One of the richest countries in the world is losing its national football team. Like all its sports federations, the name of its Football Federation was changed in January 2023, like its logo and therefore its jersey. The anthem played during meetings has also been changed, for even longer. This country is, however, a great economic power, with a GDP per capita higher than France: 50,000 dollars per capita per year, compared to around 40,000 for France. But his independence is called into question, and the supporters of his national team do not appreciate it.
This is the territory of Hong Kong, whose sovereignty is now widely questioned by China. Like the 82 other Hong Kong sports organizations, the Football Federation was forced to change its name to include a mention of China, under penalty of losing its funding. The “Hong Kong Football Association” thus became the “Football Association of Hong Kong China”.
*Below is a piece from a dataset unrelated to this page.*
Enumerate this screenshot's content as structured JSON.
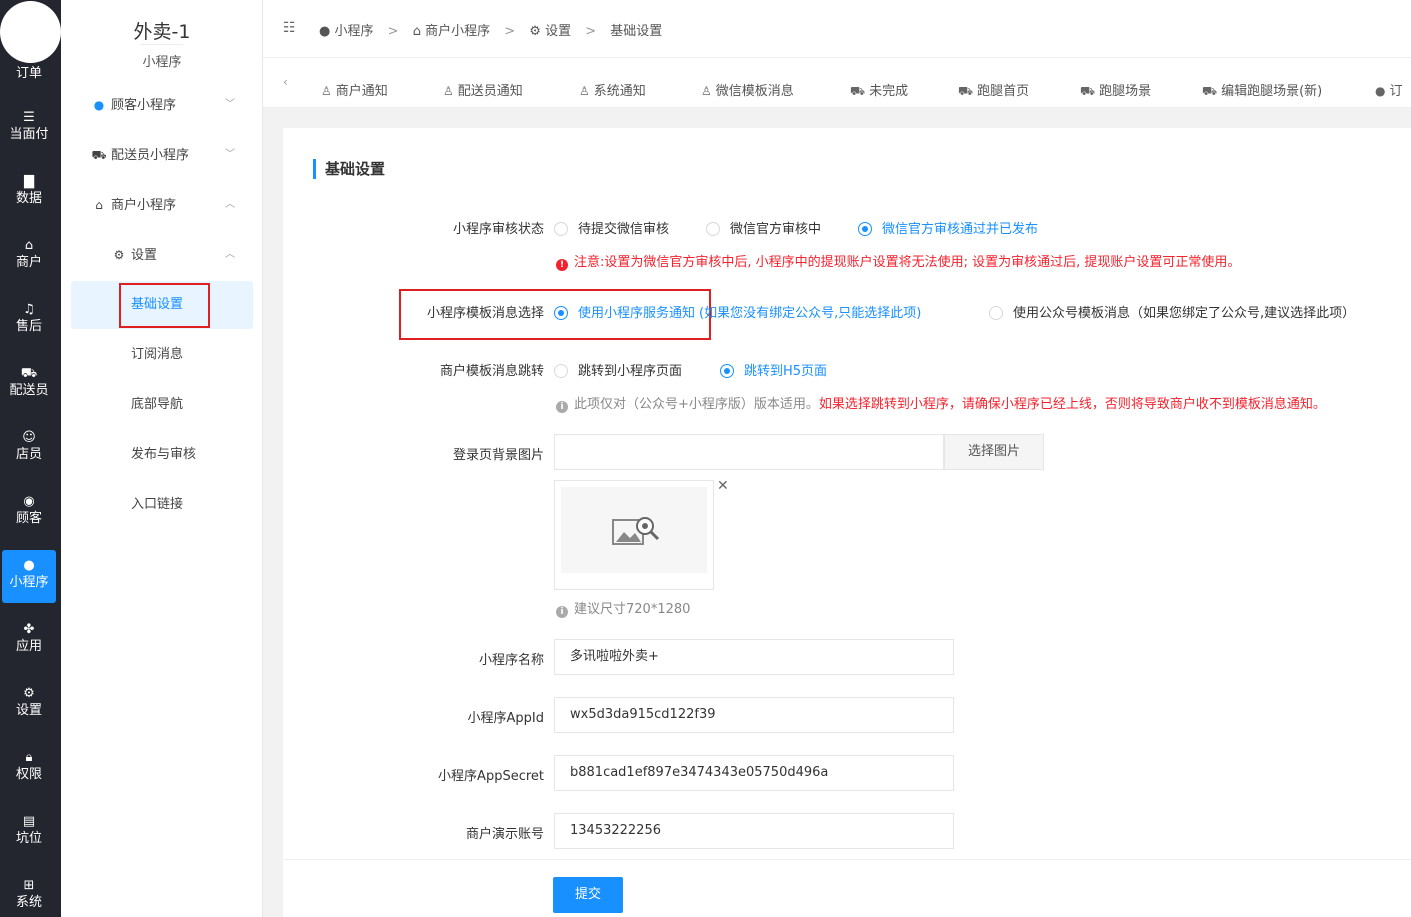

The Chinese anthem (“The March of the Volunteers”) has become, since 1997, the official anthem of Hong Kong. Hong Kong supporters have therefore made it a habit to whistle their own anthem. Some even turn their backs when it is sung, or sing in response the pro-democracy song created during the 2019 revolts: “Glory to Hong Kong”. Banners with the inscription “Hong Kong is not China” were also brandished during certain matches.
The Hong Kong Federation has also been sanctioned on several occasions by FIFA, receiving fines of several tens of thousands of euros for “disorder during the national anthem” and “the use of objects to transmit an inappropriate message during a sporting event. In response, a new security law was introduced by the Chinese government: insulting the national anthem is now punishable by a maximum penalty of 3 years in prison and a fine of 6,000 dollars. Dozens of police officers surround the most popular sections during the home team’s final matches.
Hong Kong has had its own football federation, member of FIFA, since 1954, when the territory was still under the control of British colonial power. The country was “returned” by the United Kingdom to China in 1997, at the end of the 99-year lease provided for by the “Extension Convention” signed in 1898 between the two superpowers. Recent pro-democracy demonstrations have led to a tightening of Chinese influence on Hong Kong’s political and social life, threatening the independence of the country but also of its sports organizations and teams. Football stadiums then became a privileged place for protests and democratic and patriotic demands.